- Permissible and Impermissible Activities for B-1 Temporary Business Visitors
- October 1, 2015 | Author: Alexander Joseph Segal
- Law Firm: The Law Offices of Grinberg & Segal, PLLC - New York Office
Pursuant to INA § 101(a)(15)(B), B-1 Temporary Visitor Visas are available for foreign nationals who are coming to the United States to conduct business, but not to perform skilled or unskilled labor or engage in employment. Furthermore, in order to be granted a B-1 Visa, an applicant must demonstrate to the satisfaction of a consular officer that, pursuant to regulations found in 8 C.F.R. § 41.31(a), he or she can complete the purpose of the business visit in the time allotted by a B-1 Visa and that the applicant will exit the United States and has a place to return to at the expiration of B-1 status.
Upon obtaining a B-1 Visa, both B-1 business visitors must ensure that they do not engage in “employment.” Engaging in employment, rather than permissible business activities, may subject the B-1 business visitor to inadmissibility from the United States. Accordingly, American entities must ensure that they do not enter into any arrangements with B-1 business visitors, since doing so may subject the employer to sanctions under statutes that prohibit employing aliens who lack employment authorization.
While the line between “business” and “employment” is sometimes blurry, regulations and immigration agency guidance help clarify what is permissible and what is not. Pursuant to regulations found in 8 C.F.R. § 41.31(b)(1), “business” is defined as including “conventions, conferences, consultations, and other legitimate activities of a commercial or professional nature.” It excludes “local employment and labor for hire.”
The Foreign Affairs Manual (FAM) goes into more detail, specifying in 9 FAM 41.31 N11.1 that a B-1 business visitor may not receive a salary or remunerations from an American source for services rendered in the United States, but may receive an allowance or reimbursement for expenses incidental to his or her stay (provided they do not exceed the expenses that the allowance or reimbursement is intended to cover). Furthermore, at 9 FAM 31.31 N8, the manual lists five activities that B-1 business visitors are explicitly allowed to engage in while they are in the United States on B-1 status:
- “Engage in commercial transactions, which do not involve gainful employment in the United States (such as a merchant who takes orders for goods manufactured abroad);
- Negotiate contracts;
- Consult with business associates;
- Participate in scientific, educational, professional, or business conventions, or seminars;”
In Matter of Duckett, 19 I&N Dec. 493 (BIA 1987), the Board of Immigration Appeals held that activities that further international commerce and business are permissible under B-1 status.

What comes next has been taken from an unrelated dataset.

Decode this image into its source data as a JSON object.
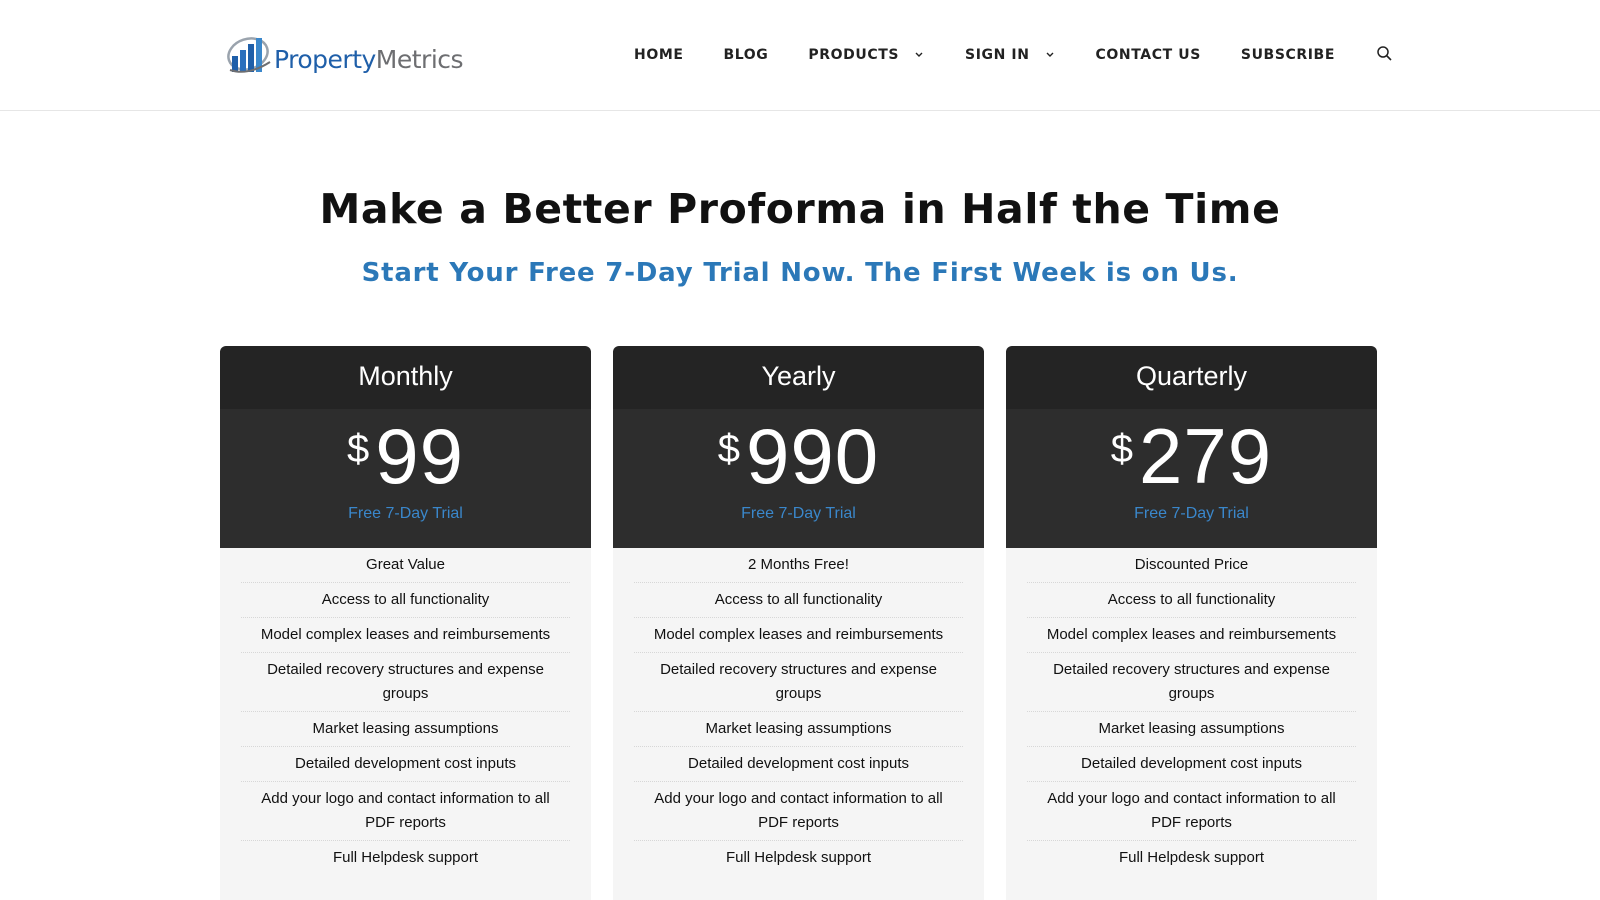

Regulatory memoranda have made clear that B-1 business visitors may not perform work that is part of the United States labor market.1
Despite all of the regulations on what constitutes permissible activities under B-1 status, it is oftentimes unclear whether a specific activity is permissible. In general, both U.S. employers and B-1 temporary business visitors should exercise extreme caution with regard to avoiding activities that would constitute unauthorized employment. Employers should consult with an experienced immigration attorney if they are unsure a specific relationship with a B-1 business visitor crosses the line to employment, and if so, they should seek an employment-based visa for the B-1 business visitor. B-1 business visitors should also exercise extreme caution in choosing their activities when in the United States under B-1 status, for violating the terms of a B-1 Visa by engaging in unauthorized employment may result both in removal and subsequent difficulties in reentering the United States. When in doubt with work-related questions and B-1 status, always ask an experienced immigration attorney for guidance.
1 Ira J. Kurzban. Kurzban's Immigration Law Sourcebook: A Comprehensive Outline and Reference Tool. 14th ed. ALIA Publications, (2014) 877, citing Memo, Williams, Regional Director Western Region, WRINS 70/20 (undated, c. 2000), published on ALIA InfoNet at Doc. No. 03040190